Proposition 4.6 Let α = {αn } be a sequence of complex numbers. The following
equalities hold:
Q Aα = B α Q = Q α ,
(19)
R B α = Aα R = R α .
Proof By Proposition 4.4 we have D(Aα ) = D(Q α ) and D(B α ) = D(R α ). Moreover, from Proposition 4.2 and (18), if f ∈ D(Q)
Bessel Sequences, RieszLike Bases and Operators in Triplets of Hilbert Spaces
Q f ∈ D(B α ) ⇔
181
∞
αn 2  Q f ξn 2 < ∞
n=1
∞
⇔
αn 2  ζn  f 2 < ∞ ⇔ f ∈ D(Q α ).
n=1
Similarly one proves the equality D(Q Aα ) = D(Q α ). It is easily seen that Q Aα f =
B α Q f = Q α f , for every f ∈ D(Q α ). The proof of the second equality in (19) is
analogous.
Remark 4.7 Equations (19) show that the two operators Aα and B α are similar, in the
sense that Q and R act as intertwining operators, see e.g. [5, Definition 7.3.1]. The
intertwining relations between operators have found some recent interest in Quantum
Mechanics.
A simple consequence of previous results is the following corollary which generalizes the Theorem by Mostafazadeh1 in [16] and thus gives a characterization
of operators as Aα and B α with real eigenvalues. Before continuing we recall the
definition of (unbounded) quasiHermitian operator (see, e.g. [5, Definition 7.5.1]).
Definition 4.8 A closed operator A, with dense domain D(A) is called quasiHermitian if there exists a metric operator G, with dense domain D(G) in Hilbert
space H such that D(A) ⊂ D(G) and
Aξ Gη = Gξ Aη , ξ, η ∈ D(A).
(20)
If A is a quasiHermitian operator on H, then by definition there exists an unbounded
metric operator G such that
A† G = AG.
Corollary 4.9 Let T be the operator which transforms the strict Rieszlike basis
{ξn } into an orthonormal basis of Hilbert space H. The following statements are
equivalent.
(i) The sequence α = {αn } consists of real numbers.
(ii) Aα is quasiHermitian, with G = Q = T † T .
−1
(iii) B α is quasiHermitian, with G = R = T −1 T † .
Proof (i) ⇒ (ii) Suppose first that {αn } ⊂ R, then according to (iii) of Proposition 4.2 (Aα )† = B α . Then we can rewrite the first equality in (19) as

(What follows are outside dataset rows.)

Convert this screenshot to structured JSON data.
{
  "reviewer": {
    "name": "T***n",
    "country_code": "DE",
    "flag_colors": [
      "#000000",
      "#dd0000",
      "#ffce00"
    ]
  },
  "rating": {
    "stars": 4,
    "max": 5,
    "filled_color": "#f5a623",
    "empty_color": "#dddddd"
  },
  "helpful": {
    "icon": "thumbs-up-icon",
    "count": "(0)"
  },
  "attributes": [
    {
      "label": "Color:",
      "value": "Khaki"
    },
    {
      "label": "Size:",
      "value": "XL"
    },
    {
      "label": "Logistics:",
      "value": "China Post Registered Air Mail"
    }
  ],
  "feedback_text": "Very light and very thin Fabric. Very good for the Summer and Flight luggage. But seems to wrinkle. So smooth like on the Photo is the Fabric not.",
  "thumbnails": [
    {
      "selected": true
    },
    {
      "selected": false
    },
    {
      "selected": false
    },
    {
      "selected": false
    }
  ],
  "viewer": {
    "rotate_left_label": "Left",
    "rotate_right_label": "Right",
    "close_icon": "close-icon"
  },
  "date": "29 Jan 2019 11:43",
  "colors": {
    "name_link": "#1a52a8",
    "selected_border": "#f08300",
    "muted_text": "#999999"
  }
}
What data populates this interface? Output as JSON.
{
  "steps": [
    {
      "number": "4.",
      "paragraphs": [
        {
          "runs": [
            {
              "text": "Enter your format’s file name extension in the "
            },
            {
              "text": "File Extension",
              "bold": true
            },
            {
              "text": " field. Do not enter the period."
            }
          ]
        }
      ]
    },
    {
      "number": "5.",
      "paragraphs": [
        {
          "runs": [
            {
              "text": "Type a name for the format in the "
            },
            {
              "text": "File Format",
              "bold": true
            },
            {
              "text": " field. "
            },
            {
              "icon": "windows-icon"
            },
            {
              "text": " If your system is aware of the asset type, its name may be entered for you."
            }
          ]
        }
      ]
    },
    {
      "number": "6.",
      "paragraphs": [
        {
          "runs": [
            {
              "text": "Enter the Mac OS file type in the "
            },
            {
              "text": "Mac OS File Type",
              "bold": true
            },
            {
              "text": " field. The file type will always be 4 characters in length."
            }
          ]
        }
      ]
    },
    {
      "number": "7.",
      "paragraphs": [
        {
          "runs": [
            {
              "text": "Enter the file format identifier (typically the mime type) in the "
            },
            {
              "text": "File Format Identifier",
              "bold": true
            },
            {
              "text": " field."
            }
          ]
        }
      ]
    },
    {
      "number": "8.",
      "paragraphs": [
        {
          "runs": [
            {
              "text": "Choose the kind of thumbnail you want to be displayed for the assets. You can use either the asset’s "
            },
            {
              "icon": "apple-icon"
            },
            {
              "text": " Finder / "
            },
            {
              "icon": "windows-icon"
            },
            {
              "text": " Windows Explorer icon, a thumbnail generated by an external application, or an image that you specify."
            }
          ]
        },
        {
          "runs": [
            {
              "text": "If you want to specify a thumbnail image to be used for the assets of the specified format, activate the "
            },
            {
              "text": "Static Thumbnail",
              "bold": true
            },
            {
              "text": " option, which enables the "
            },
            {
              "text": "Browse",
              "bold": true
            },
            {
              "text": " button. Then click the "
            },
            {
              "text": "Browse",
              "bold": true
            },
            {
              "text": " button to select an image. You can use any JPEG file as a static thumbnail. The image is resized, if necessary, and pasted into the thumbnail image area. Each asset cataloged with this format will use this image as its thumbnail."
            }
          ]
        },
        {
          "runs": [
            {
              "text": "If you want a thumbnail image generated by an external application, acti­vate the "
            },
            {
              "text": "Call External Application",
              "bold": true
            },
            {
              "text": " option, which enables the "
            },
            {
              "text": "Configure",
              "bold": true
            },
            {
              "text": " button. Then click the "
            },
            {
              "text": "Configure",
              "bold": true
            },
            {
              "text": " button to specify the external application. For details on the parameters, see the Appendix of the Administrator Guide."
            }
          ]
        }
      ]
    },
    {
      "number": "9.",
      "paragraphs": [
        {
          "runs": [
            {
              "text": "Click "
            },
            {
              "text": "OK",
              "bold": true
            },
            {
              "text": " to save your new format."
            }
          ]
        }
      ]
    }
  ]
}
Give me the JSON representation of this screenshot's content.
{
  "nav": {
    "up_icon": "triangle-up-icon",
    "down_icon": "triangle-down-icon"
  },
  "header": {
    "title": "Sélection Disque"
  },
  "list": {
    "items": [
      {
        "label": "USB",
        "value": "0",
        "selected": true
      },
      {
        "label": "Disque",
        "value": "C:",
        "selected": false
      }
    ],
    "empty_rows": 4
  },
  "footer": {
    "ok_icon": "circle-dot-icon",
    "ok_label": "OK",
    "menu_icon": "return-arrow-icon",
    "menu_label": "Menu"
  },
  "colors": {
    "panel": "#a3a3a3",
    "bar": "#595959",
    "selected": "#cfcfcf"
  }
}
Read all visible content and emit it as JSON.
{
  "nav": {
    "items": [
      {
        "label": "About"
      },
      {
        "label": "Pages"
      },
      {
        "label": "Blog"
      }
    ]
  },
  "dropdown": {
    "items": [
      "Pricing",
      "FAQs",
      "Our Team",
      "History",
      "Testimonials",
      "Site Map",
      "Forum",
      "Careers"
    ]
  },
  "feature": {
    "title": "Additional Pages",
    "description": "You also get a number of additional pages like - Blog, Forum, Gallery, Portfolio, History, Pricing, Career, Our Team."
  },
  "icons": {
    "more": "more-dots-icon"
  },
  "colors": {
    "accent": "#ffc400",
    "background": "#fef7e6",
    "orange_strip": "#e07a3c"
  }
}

Q Aα = Aα
†
Q,
hence Aα is quasiHermitian, with G = Q.
1 The
author in [16] calls the operators involved GpseudoHermitian operators, however they are
in fact quasiHermitian operators in the original sense of Dieudonné [17], even though unbounded.